((

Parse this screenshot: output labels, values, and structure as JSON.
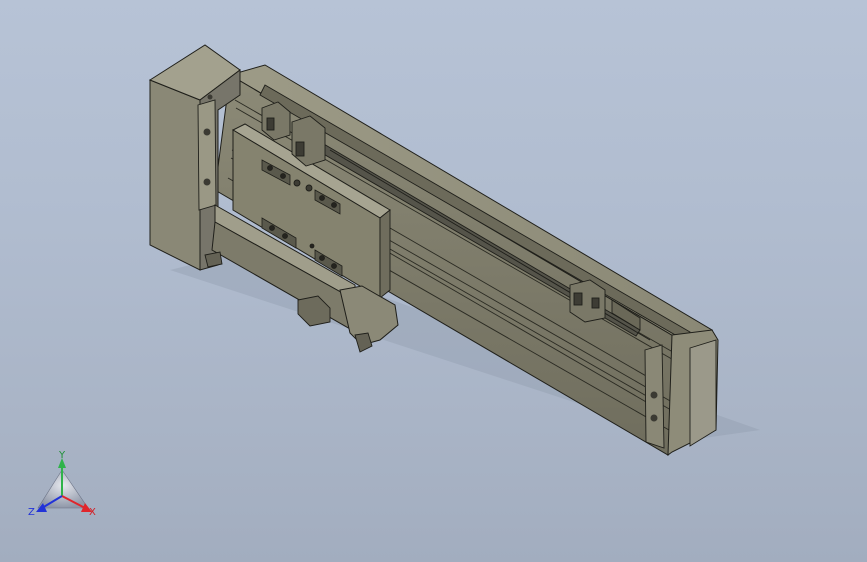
{
  "triad": {
    "y_label": "Y",
    "z_label": "Z",
    "x_label": "X",
    "colors": {
      "x": "#e0262c",
      "y": "#2fb34a",
      "z": "#2233d8"
    }
  },
  "model": {
    "icon": "linear-actuator-3d-model",
    "body_color": "#7e7c6b",
    "body_dark": "#5f5e50",
    "body_light": "#a7a592",
    "edge_color": "#1f1f1a",
    "background_top": "#b7c3d6",
    "background_bottom": "#a2adbf"
  }
}
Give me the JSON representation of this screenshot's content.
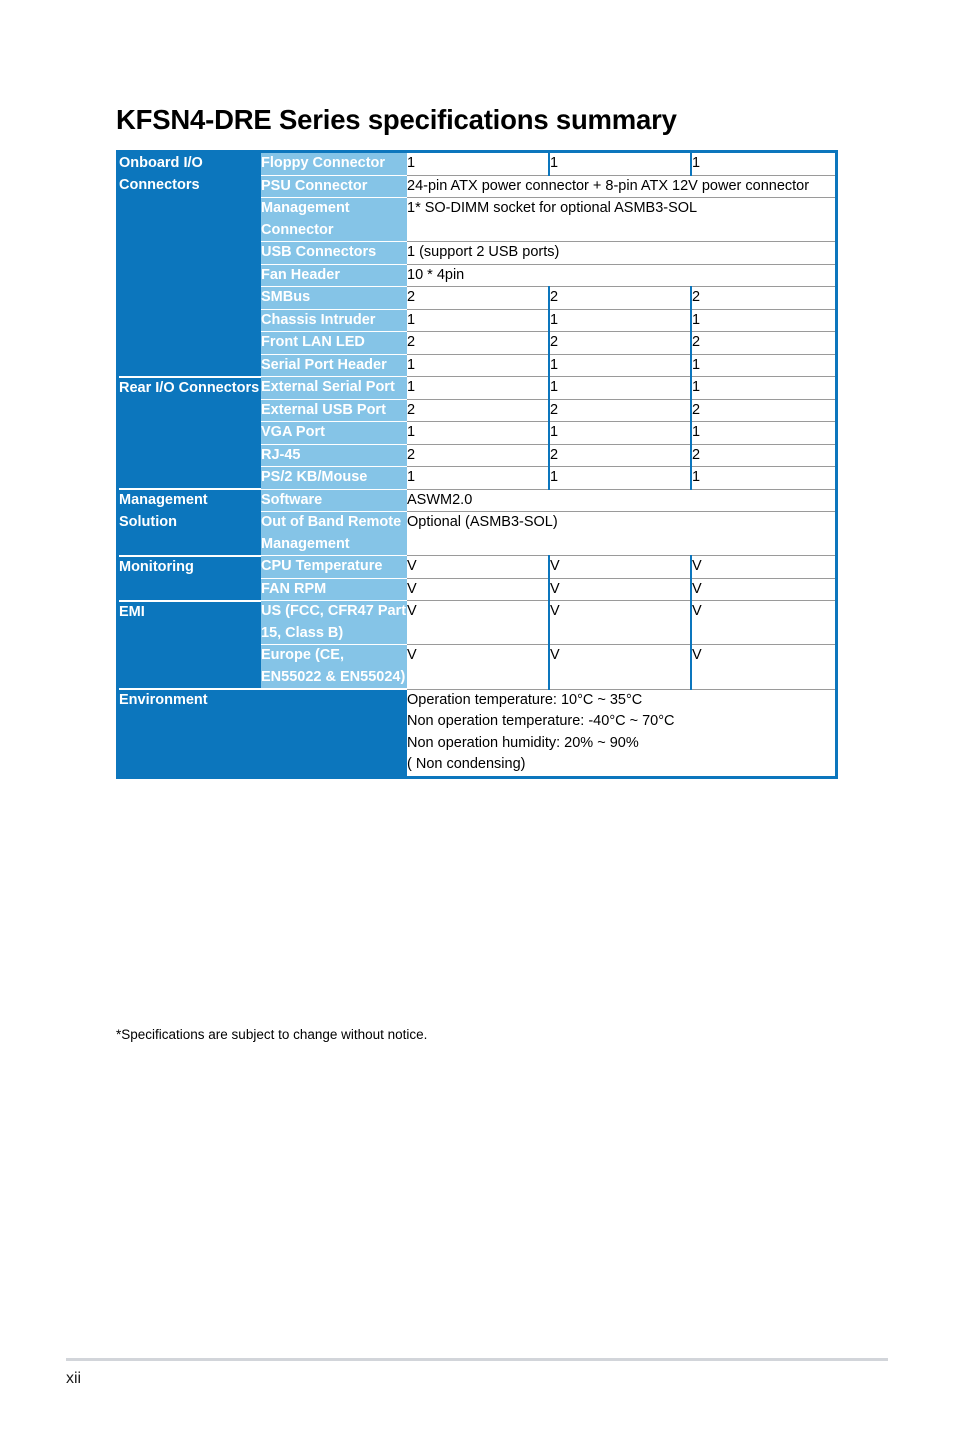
{
  "document": {
    "title": "KFSN4-DRE Series specifications summary",
    "footnote": "*Specifications are subject to change without notice.",
    "page_number": "xii",
    "colors": {
      "group_blue": "#0c76bd",
      "label_blue": "#85c4e7",
      "row_rule_gray": "#9a9a9a",
      "footer_rule_gray": "#d2d5da"
    }
  },
  "table": {
    "sections": [
      {
        "group": "Onboard I/O Connectors",
        "rows": [
          {
            "label": "Floppy Connector",
            "split": true,
            "values": [
              "1",
              "1",
              "1"
            ]
          },
          {
            "label": "PSU Connector",
            "split": false,
            "values": [
              "24-pin ATX power connector + 8-pin ATX 12V power connector"
            ]
          },
          {
            "label": "Management Connector",
            "split": false,
            "values": [
              "1* SO-DIMM socket for optional ASMB3-SOL"
            ]
          },
          {
            "label": "USB Connectors",
            "split": false,
            "values": [
              "1 (support 2 USB ports)"
            ]
          },
          {
            "label": "Fan Header",
            "split": false,
            "values": [
              "10 * 4pin"
            ]
          },
          {
            "label": "SMBus",
            "split": true,
            "values": [
              "2",
              "2",
              "2"
            ]
          },
          {
            "label": "Chassis Intruder",
            "split": true,
            "values": [
              "1",
              "1",
              "1"
            ]
          },
          {
            "label": "Front LAN LED",
            "split": true,
            "values": [
              "2",
              "2",
              "2"
            ]
          },
          {
            "label": "Serial Port Header",
            "split": true,
            "values": [
              "1",
              "1",
              "1"
            ]
          }
        ]
      },
      {
        "group": "Rear I/O Connectors",
        "rows": [
          {
            "label": "External Serial Port",
            "split": true,
            "values": [
              "1",
              "1",
              "1"
            ]
          },
          {
            "label": "External USB Port",
            "split": true,
            "values": [
              "2",
              "2",
              "2"
            ]
          },
          {
            "label": "VGA Port",
            "split": true,
            "values": [
              "1",
              "1",
              "1"
            ]
          },
          {
            "label": "RJ-45",
            "split": true,
            "values": [
              "2",
              "2",
              "2"
            ]
          },
          {
            "label": "PS/2 KB/Mouse",
            "split": true,
            "values": [
              "1",
              "1",
              "1"
            ]
          }
        ]
      },
      {
        "group": "Management Solution",
        "rows": [
          {
            "label": "Software",
            "split": false,
            "values": [
              "ASWM2.0"
            ]
          },
          {
            "label": "Out of Band Remote Management",
            "split": false,
            "values": [
              "Optional (ASMB3-SOL)"
            ]
          }
        ]
      },
      {
        "group": "Monitoring",
        "rows": [
          {
            "label": "CPU Temperature",
            "split": true,
            "values": [
              "V",
              "V",
              "V"
            ]
          },
          {
            "label": "FAN RPM",
            "split": true,
            "values": [
              "V",
              "V",
              "V"
            ]
          }
        ]
      },
      {
        "group": "EMI",
        "rows": [
          {
            "label": "US (FCC, CFR47 Part 15, Class B)",
            "split": true,
            "values": [
              "V",
              "V",
              "V"
            ]
          },
          {
            "label": "Europe (CE, EN55022 & EN55024)",
            "split": true,
            "values": [
              "V",
              "V",
              "V"
            ]
          }
        ]
      }
    ],
    "environment": {
      "group": "Environment",
      "lines": [
        "Operation temperature: 10°C ~ 35°C",
        "Non operation temperature: -40°C ~ 70°C",
        "Non operation humidity: 20% ~ 90%",
        "( Non condensing)"
      ]
    }
  }
}
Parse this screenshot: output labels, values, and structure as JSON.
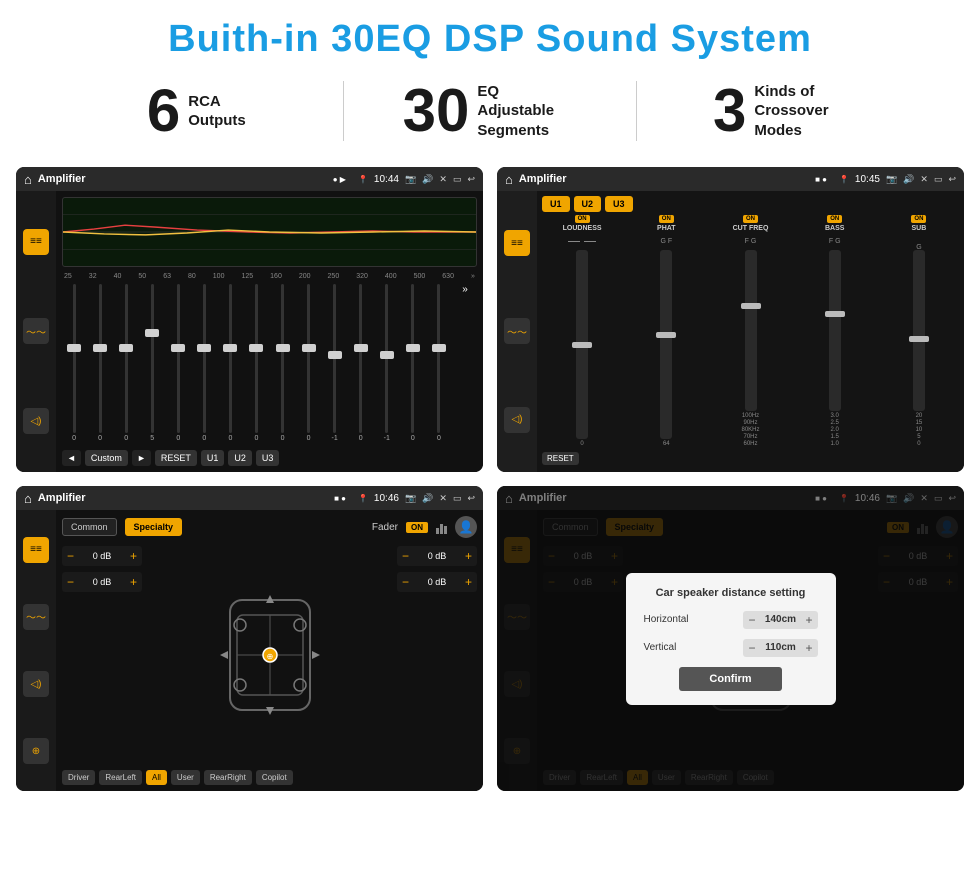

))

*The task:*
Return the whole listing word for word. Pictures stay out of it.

*Output:*
Parse this screenshot: output labels, values, and structure as JSON.
{
  "triad": {
    "y_label": "Y",
    "z_label": "Z",
    "x_label": "X",
    "colors": {
      "x": "#e0262c",
      "y": "#2fb34a",
      "z": "#2233d8"
    }
  },
  "model": {
    "icon": "linear-actuator-3d-model",
    "body_color": "#7e7c6b",
    "body_dark": "#5f5e50",
    "body_light": "#a7a592",
    "edge_color": "#1f1f1a",
    "background_top": "#b7c3d6",
    "background_bottom": "#a2adbf"
  }
}
Give me the JSON representation of this screenshot's content.
{
  "document": {
    "title": "KFSN4-DRE Series specifications summary",
    "footnote": "*Specifications are subject to change without notice.",
    "page_number": "xii",
    "colors": {
      "group_blue": "#0c76bd",
      "label_blue": "#85c4e7",
      "row_rule_gray": "#9a9a9a",
      "footer_rule_gray": "#d2d5da"
    }
  },
  "table": {
    "sections": [
      {
        "group": "Onboard I/O Connectors",
        "rows": [
          {
            "label": "Floppy Connector",
            "split": true,
            "values": [
              "1",
              "1",
              "1"
            ]
          },
          {
            "label": "PSU Connector",
            "split": false,
            "values": [
              "24-pin ATX power connector + 8-pin ATX 12V power connector"
            ]
          },
          {
            "label": "Management Connector",
            "split": false,
            "values": [
              "1* SO-DIMM socket for optional ASMB3-SOL"
            ]
          },
          {
            "label": "USB Connectors",
            "split": false,
            "values": [
              "1 (support 2 USB ports)"
            ]
          },
          {
            "label": "Fan Header",
            "split": false,
            "values": [
              "10 * 4pin"
            ]
          },
          {
            "label": "SMBus",
            "split": true,
            "values": [
              "2",
              "2",
              "2"
            ]
          },
          {
            "label": "Chassis Intruder",
            "split": true,
            "values": [
              "1",
              "1",
              "1"
            ]
          },
          {
            "label": "Front LAN LED",
            "split": true,
            "values": [
              "2",
              "2",
              "2"
            ]
          },
          {
            "label": "Serial Port Header",
            "split": true,
            "values": [
              "1",
              "1",
              "1"
            ]
          }
        ]
      },
      {
        "group": "Rear I/O Connectors",
        "rows": [
          {
            "label": "External Serial Port",
            "split": true,
            "values": [
              "1",
              "1",
              "1"
            ]
          },
          {
            "label": "External USB Port",
            "split": true,
            "values": [
              "2",
              "2",
              "2"
            ]
          },
          {
            "label": "VGA Port",
            "split": true,
            "values": [
              "1",
              "1",
              "1"
            ]
          },
          {
            "label": "RJ-45",
            "split": true,
            "values": [
              "2",
              "2",
              "2"
            ]
          },
          {
            "label": "PS/2 KB/Mouse",
            "split": true,
            "values": [
              "1",
              "1",
              "1"
            ]
          }
        ]
      },
      {
        "group": "Management Solution",
        "rows": [
          {
            "label": "Software",
            "split": false,
            "values": [
              "ASWM2.0"
            ]
          },
          {
            "label": "Out of Band Remote Management",
            "split": false,
            "values": [
              "Optional (ASMB3-SOL)"
            ]
          }
        ]
      },
      {
        "group": "Monitoring",
        "rows": [
          {
            "label": "CPU Temperature",
            "split": true,
            "values": [
              "V",
              "V",
              "V"
            ]
          },
          {
            "label": "FAN RPM",
            "split": true,
            "values": [
              "V",
              "V",
              "V"
            ]
          }
        ]
      },
      {
        "group": "EMI",
        "rows": [
          {
            "label": "US (FCC, CFR47 Part 15, Class B)",
            "split": true,
            "values": [
              "V",
              "V",
              "V"
            ]
          },
          {
            "label": "Europe (CE, EN55022 & EN55024)",
            "split": true,
            "values": [
              "V",
              "V",
              "V"
            ]
          }
        ]
      }
    ],
    "environment": {
      "group": "Environment",
      "lines": [
        "Operation temperature: 10°C ~ 35°C",
        "Non operation temperature: -40°C ~ 70°C",
        "Non operation humidity: 20% ~ 90%",
        "( Non condensing)"
      ]
    }
  }
}
Parse this screenshot: output labels, values, and structure as JSON.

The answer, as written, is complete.